The United States Department of Justice has unsealed a pair of indictments that detail alleged Russian government hackers’ efforts to use supply chain attacks and malware in an attempt to compromise and control critical infrastructure around the world – including at least one nuclear power plant.
The documents detail two conspiracies said to have run from 2012 to 2018 and “targeted thousands of computers, at hundreds of companies and organizations, in approximately 135 countries.”
One of the indictments, United States v. Pavel Aleksandrovich Akulov, et al [PDF] describes a campaign undertaken by individuals the DoJ has characterized as “three officers of Russia’s Federal Security Service (FSB)” who worked in teams code-named “Berzerk Bear” and “Energetic Bear”.
The trio allegedly spent 2012 to 2014 working on a project code-named “Dragonfly” during which a supply chain attack targeted updates of industrial control systems and supervisory control and data acquisition systems (ICS and SCADA). Legitimate updates to that software were infected with malware named “Havex” that allowed the attackers to create back doors and scan networks for more targets. Over 17,000 devices were infected in the US alone. The indictment states that their efforts gave Russia the chance to “damage such computer systems at a future time of its choosing.”
From 2014 to 2017 the crew moved on to “Dragonfly 2.0” and “transitioned to more targeted compromises that focused on specific energy sector entities and individuals and engineers who worked with ICS/SCADA system.”
Legitimate updates to ICS and SCADA software were infected with malware
That campaign included a spear phishing attack that the DoJ states compromised machines at “the Wolf Creek Nuclear Operating Corporation (Wolf Creek) in Burlington, Kansas, which operates a nuclear power plant.”
The other indictment [PDF] describes the activities of a chap named Evgeny Viktorovich Gladkikh, who worked for the Russian Ministry of Defense, according to the DoJ.

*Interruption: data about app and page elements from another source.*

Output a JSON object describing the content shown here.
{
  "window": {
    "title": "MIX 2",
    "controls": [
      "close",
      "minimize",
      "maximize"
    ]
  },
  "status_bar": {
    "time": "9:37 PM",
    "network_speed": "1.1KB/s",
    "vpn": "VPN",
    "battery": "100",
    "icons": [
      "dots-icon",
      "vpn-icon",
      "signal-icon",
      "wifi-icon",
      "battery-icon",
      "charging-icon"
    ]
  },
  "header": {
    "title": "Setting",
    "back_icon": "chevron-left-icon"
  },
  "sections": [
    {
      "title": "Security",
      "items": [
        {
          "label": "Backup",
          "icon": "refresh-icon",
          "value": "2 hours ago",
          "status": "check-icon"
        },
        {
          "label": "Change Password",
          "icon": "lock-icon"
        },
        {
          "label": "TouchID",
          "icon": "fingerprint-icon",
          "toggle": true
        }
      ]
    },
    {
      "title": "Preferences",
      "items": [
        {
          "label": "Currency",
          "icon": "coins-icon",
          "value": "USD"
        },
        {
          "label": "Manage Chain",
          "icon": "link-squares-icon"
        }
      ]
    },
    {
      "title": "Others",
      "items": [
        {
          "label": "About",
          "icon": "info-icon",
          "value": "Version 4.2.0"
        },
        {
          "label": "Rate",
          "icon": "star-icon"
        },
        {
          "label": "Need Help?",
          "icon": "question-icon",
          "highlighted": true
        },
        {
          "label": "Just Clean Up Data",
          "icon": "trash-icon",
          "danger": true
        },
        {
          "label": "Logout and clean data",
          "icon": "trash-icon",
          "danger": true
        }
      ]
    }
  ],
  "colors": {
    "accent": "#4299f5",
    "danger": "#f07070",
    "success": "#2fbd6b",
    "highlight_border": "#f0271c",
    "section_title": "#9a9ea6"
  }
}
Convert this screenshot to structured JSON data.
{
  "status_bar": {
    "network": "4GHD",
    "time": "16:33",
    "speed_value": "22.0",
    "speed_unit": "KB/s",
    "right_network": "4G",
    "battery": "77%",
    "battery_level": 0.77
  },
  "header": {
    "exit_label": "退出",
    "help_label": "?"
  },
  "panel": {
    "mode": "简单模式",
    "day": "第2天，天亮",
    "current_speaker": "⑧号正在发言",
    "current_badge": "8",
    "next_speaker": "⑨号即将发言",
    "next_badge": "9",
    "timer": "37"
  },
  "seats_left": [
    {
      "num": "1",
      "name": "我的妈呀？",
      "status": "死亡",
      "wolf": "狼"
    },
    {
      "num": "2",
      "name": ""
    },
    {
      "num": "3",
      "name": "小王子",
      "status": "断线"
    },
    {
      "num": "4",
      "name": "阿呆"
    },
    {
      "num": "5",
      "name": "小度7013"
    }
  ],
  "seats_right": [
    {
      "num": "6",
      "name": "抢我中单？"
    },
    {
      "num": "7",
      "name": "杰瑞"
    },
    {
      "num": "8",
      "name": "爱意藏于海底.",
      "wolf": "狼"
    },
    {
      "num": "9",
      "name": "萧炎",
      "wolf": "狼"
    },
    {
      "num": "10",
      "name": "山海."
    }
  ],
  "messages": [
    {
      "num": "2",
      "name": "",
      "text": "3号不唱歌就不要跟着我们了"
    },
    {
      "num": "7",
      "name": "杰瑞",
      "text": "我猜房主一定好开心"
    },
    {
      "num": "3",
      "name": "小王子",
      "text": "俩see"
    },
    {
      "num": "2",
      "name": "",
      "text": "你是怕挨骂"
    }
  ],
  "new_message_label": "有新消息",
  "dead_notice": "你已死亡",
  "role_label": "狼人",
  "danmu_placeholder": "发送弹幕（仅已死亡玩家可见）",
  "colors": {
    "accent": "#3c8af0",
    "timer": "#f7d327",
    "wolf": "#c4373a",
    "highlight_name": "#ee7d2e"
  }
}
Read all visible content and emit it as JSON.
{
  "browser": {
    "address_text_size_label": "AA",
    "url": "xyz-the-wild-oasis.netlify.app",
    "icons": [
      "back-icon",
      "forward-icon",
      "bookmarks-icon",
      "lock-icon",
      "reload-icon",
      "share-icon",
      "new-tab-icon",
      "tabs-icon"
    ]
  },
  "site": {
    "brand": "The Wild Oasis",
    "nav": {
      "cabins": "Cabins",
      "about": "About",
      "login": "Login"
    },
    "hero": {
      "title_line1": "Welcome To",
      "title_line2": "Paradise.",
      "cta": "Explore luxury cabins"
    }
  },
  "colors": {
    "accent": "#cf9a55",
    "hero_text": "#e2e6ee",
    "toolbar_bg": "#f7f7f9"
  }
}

In 2017, Gladkikh is alleged to have targeted refinery safety systems made by Schneider Electric with malware named “Triton” or “Trisis”.
Triton/Trisis was spotted in the wild in 2017, when it was observed attacking targets in the Middle East and rated as the work of a nation-state attacker.
Whatever the name, it’s nasty code. The DoJ says it can make safety refineries work in an unsafe fashion but leave the compromised code reporting all is well. Thankfully, running the malware caused a fault that prompted the Schneider products to initiate emergency shutdowns rather than allow worse damage.
The 2017 attacks took place outside the United States. In 2018, Gladkikh tried the same malware on US targets, but failed.
Both indictments were filed in 2021 and the DoJ does not mention if any arrests have taken place. The accused are Russian nationals, though, and the USA and Russia do not have an extradition treaty. And given relations between the two nations are at post-Cold-War low point, the chances the four named individuals will ever see handcuffs or grace a stateside court room are very low.
The DoJ has used the unsealing of the indictments to remind US businesses that they are constantly at risk of cyber attacks, reinforcing White House messaging issued earlier this week about Russia preparing revenge attacks on US targets as reprisal for sanctions imposed in the wake of the Kremlin’s illegal invasion of Ukraine. The USA has also repeatedly stated it is working to improve its capability to detect, defend against, and aggressively disrupt foreign actors that target its private and public sectors.
Of course the US itself has form executing attacks not entirely dissimilar to those described in the indictments. The Stuxnet worm that rampaged through industrial control systems around the world is widely held to have started life as an American attack on Iran’s nuclear capabilities.
All’s fair in love and … the other thing. ®